== Exercise description ==
Your task is to tally the lines of the listing containing the word "Configurar" and report the figure alone.

== Material shown ==

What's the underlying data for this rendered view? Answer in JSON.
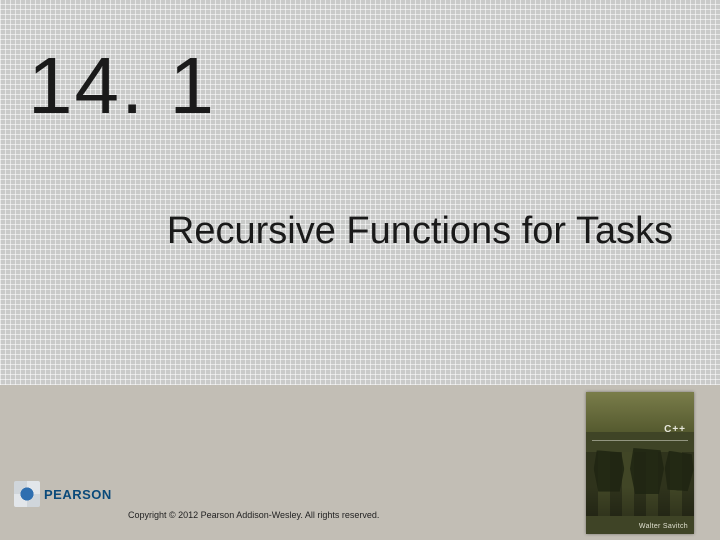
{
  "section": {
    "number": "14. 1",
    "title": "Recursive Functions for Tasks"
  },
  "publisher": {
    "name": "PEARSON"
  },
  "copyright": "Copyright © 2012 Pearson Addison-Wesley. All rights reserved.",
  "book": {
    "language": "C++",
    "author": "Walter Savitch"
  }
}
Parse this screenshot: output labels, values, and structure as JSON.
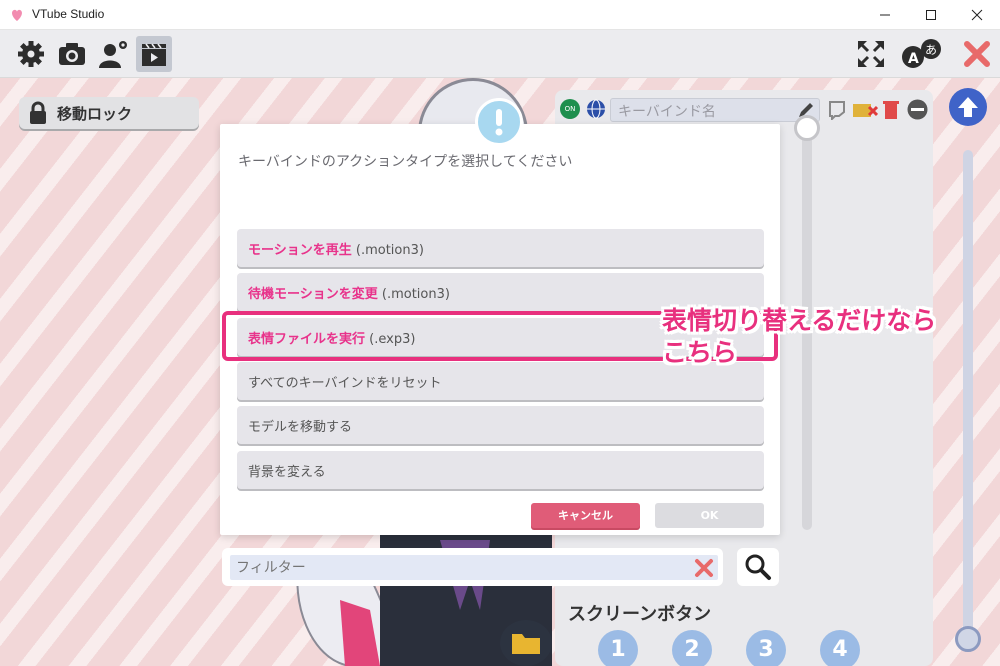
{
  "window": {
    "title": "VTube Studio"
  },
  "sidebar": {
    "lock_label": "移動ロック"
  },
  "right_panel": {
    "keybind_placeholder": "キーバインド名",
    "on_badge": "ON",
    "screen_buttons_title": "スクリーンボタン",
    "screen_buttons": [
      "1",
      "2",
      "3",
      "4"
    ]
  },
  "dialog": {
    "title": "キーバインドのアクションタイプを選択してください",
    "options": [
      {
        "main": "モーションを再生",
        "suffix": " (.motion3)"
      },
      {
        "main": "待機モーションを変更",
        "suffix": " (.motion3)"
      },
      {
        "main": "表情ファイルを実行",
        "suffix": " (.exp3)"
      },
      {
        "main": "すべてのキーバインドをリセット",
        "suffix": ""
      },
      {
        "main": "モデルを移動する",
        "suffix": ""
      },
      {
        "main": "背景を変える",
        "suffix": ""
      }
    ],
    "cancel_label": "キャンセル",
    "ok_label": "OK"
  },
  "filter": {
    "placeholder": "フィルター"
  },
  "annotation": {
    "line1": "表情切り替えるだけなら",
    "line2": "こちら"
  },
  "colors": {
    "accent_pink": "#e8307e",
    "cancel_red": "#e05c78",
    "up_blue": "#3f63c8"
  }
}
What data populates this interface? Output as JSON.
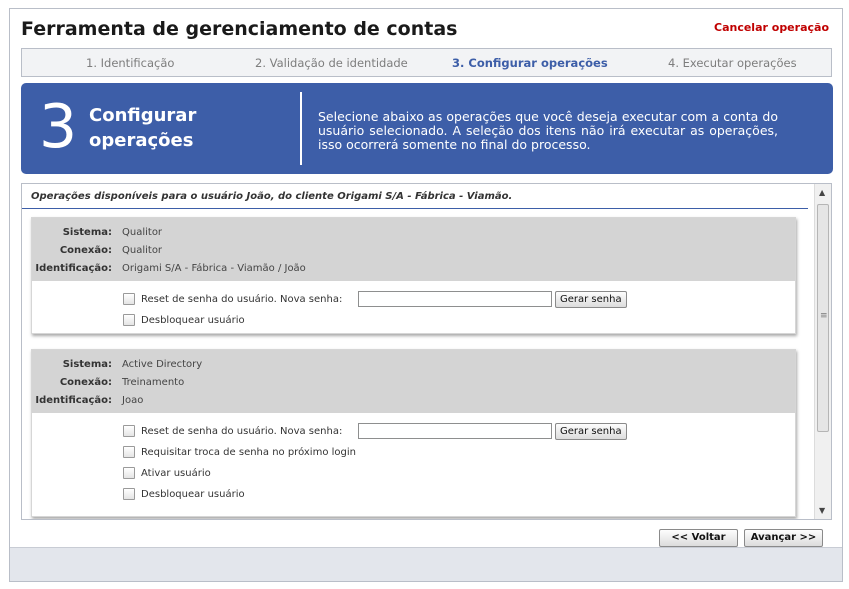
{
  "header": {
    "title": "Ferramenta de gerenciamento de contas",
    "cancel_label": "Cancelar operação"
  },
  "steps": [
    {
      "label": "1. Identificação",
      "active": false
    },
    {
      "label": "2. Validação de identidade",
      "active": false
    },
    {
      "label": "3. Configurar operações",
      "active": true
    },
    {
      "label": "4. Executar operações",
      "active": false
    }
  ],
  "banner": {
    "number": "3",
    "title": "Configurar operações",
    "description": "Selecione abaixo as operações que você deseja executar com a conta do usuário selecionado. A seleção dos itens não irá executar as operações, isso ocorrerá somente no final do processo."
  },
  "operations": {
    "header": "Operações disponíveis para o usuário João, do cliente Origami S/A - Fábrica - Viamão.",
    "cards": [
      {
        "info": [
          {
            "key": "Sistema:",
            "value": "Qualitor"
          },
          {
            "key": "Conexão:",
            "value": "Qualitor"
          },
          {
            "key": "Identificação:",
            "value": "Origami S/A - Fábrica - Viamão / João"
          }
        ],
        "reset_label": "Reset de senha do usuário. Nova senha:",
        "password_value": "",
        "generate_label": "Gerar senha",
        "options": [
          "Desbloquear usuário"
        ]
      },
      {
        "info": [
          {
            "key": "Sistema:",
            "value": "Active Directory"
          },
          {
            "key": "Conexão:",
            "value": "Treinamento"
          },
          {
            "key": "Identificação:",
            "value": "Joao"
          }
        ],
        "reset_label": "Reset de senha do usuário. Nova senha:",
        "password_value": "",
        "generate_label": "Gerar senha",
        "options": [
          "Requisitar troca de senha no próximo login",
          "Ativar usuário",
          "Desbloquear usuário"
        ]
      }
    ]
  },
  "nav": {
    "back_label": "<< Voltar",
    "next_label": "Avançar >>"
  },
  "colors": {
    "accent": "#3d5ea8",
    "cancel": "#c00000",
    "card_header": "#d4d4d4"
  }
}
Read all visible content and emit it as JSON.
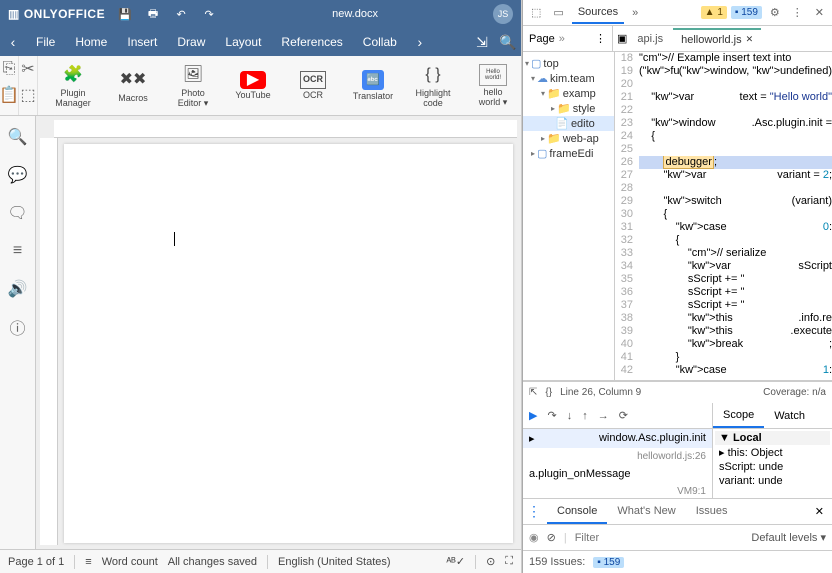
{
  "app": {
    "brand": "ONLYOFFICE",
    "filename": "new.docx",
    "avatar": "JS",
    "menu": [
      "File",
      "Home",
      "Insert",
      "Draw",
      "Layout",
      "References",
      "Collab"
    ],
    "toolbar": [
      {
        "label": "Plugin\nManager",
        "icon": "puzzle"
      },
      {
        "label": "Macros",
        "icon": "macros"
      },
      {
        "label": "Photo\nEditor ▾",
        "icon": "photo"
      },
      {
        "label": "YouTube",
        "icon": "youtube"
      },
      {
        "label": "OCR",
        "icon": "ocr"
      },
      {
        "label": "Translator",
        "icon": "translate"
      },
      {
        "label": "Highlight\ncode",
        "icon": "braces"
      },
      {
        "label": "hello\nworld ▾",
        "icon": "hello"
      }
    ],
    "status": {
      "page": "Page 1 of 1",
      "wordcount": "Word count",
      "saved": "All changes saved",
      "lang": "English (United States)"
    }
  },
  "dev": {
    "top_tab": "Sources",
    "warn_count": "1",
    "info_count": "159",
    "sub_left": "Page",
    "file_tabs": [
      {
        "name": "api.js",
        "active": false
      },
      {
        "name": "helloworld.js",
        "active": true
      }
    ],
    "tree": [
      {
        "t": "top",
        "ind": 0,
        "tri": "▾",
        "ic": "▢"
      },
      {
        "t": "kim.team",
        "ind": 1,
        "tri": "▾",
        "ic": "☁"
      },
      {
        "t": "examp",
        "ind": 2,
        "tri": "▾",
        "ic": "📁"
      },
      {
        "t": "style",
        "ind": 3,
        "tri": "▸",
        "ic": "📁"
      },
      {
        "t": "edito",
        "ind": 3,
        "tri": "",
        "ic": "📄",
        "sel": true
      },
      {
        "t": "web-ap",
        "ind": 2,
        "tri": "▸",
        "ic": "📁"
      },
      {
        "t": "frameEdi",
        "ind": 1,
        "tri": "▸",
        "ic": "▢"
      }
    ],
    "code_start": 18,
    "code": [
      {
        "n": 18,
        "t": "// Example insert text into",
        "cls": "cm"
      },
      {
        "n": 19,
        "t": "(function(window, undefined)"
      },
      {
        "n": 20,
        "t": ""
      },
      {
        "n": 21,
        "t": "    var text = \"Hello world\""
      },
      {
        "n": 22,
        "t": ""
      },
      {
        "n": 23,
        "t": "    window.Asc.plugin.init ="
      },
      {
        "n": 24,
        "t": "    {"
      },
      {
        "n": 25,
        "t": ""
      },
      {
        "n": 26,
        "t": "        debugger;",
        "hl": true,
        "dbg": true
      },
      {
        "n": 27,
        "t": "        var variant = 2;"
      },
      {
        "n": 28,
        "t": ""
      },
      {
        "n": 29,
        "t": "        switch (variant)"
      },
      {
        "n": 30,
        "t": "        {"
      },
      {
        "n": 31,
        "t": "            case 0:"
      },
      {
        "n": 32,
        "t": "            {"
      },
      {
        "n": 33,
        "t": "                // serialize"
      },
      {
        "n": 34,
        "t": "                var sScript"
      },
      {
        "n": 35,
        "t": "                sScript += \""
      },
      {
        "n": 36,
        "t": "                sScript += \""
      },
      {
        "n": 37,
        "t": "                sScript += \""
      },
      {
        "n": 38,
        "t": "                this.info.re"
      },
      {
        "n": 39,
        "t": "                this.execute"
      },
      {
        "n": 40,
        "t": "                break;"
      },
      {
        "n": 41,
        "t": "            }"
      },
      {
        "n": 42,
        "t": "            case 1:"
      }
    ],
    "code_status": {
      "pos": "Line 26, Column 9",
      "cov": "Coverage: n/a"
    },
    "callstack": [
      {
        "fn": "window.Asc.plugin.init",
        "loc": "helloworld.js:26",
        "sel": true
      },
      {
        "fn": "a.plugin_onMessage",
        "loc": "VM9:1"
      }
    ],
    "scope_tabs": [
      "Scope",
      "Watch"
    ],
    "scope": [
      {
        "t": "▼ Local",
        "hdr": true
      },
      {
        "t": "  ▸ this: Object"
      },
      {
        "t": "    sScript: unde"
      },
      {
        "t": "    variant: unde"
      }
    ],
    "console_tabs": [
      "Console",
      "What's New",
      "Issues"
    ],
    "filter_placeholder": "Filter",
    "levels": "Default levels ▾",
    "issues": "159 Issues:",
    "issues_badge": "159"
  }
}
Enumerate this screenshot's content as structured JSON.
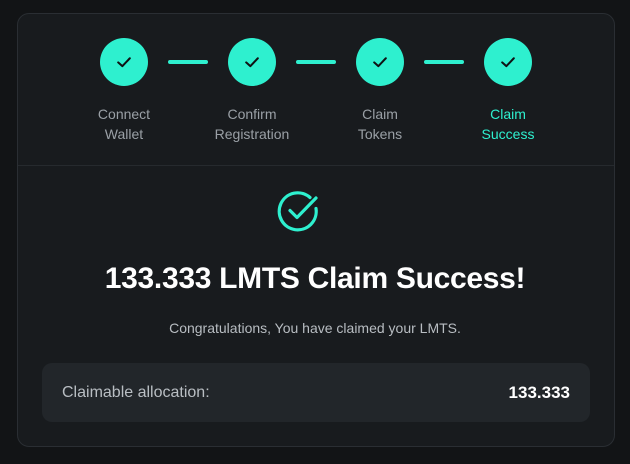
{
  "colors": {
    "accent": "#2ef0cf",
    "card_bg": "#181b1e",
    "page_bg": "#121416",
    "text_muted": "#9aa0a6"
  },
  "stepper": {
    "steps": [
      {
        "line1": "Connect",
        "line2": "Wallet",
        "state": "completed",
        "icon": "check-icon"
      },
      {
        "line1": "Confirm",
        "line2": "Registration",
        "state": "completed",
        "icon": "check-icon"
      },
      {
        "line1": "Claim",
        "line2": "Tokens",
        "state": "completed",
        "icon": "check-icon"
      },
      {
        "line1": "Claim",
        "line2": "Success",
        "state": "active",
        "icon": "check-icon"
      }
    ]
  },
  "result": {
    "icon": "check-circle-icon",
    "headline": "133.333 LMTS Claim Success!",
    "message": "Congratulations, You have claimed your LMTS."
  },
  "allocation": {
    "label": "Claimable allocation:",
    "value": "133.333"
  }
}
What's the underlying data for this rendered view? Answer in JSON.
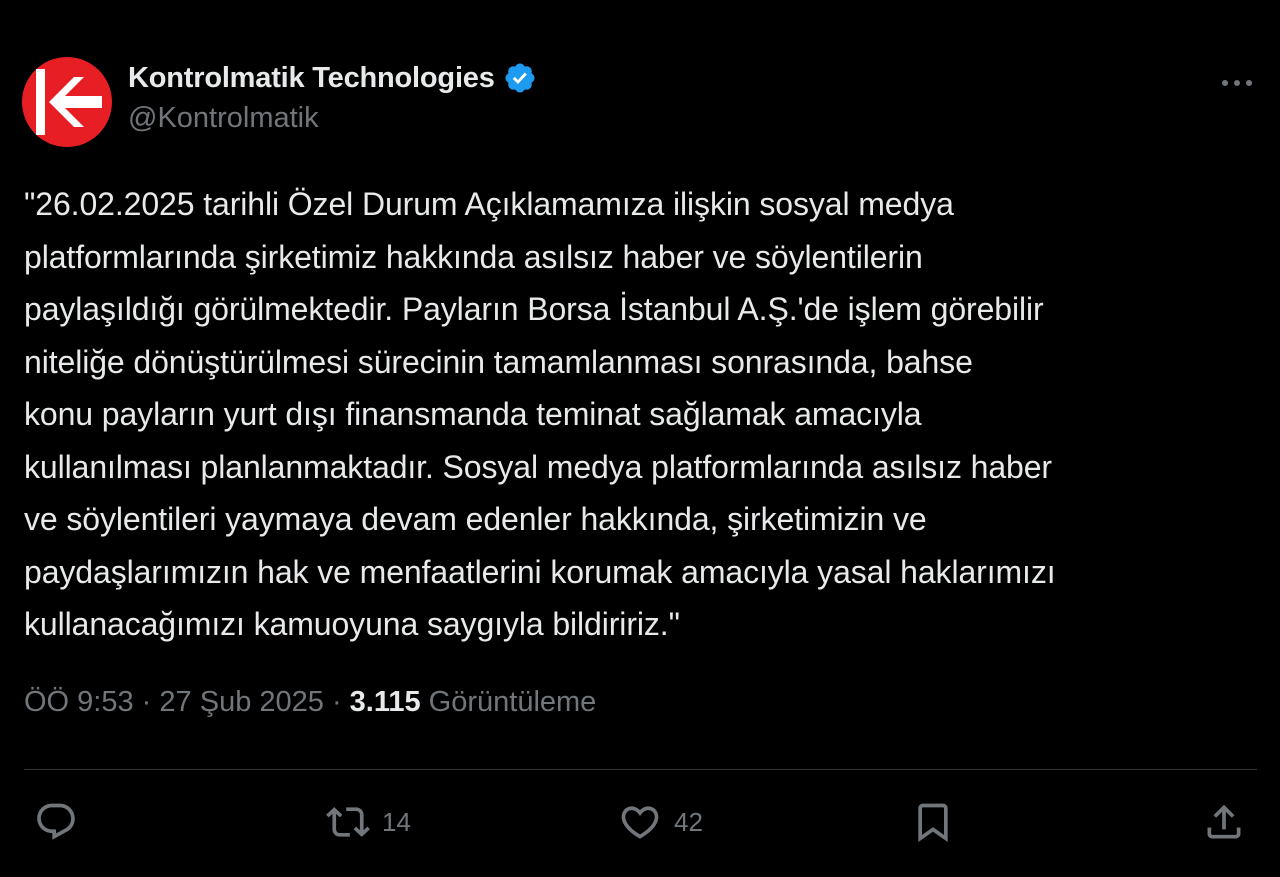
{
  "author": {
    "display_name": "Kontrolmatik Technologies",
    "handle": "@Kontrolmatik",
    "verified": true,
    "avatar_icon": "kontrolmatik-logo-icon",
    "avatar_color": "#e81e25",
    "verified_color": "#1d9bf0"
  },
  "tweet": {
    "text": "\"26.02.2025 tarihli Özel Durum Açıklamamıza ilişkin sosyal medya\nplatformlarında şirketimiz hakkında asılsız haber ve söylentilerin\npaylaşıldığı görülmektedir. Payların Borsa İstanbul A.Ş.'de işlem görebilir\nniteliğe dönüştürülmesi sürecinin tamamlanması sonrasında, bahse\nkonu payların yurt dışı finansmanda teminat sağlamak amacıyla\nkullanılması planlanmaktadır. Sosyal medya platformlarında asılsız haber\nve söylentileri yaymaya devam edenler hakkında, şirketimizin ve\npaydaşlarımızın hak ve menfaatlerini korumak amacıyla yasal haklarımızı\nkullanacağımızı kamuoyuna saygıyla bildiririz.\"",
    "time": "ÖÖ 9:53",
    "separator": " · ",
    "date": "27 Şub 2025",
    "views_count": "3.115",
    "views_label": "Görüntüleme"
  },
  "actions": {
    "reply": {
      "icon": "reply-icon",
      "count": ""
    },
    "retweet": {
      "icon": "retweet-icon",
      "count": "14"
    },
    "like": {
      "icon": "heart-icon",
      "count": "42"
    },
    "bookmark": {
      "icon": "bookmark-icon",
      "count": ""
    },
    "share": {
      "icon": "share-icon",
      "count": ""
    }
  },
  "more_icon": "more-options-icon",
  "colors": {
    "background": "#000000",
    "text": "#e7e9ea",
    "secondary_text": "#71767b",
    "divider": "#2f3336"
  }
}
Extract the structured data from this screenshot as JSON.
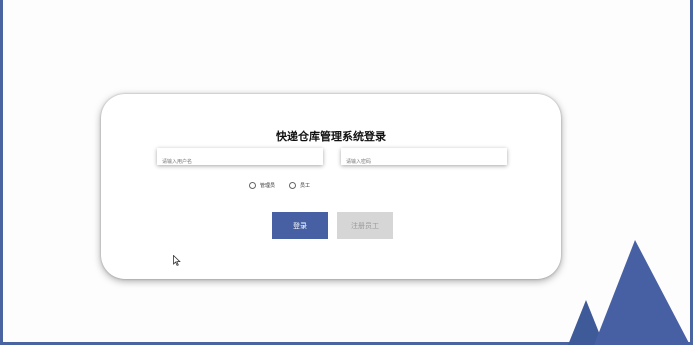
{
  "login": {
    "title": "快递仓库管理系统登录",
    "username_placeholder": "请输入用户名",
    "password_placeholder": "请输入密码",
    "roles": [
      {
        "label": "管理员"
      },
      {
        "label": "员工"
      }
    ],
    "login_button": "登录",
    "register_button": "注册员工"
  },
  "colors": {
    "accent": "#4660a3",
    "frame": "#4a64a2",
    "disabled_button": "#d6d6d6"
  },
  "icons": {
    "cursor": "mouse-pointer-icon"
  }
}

== Response ==
2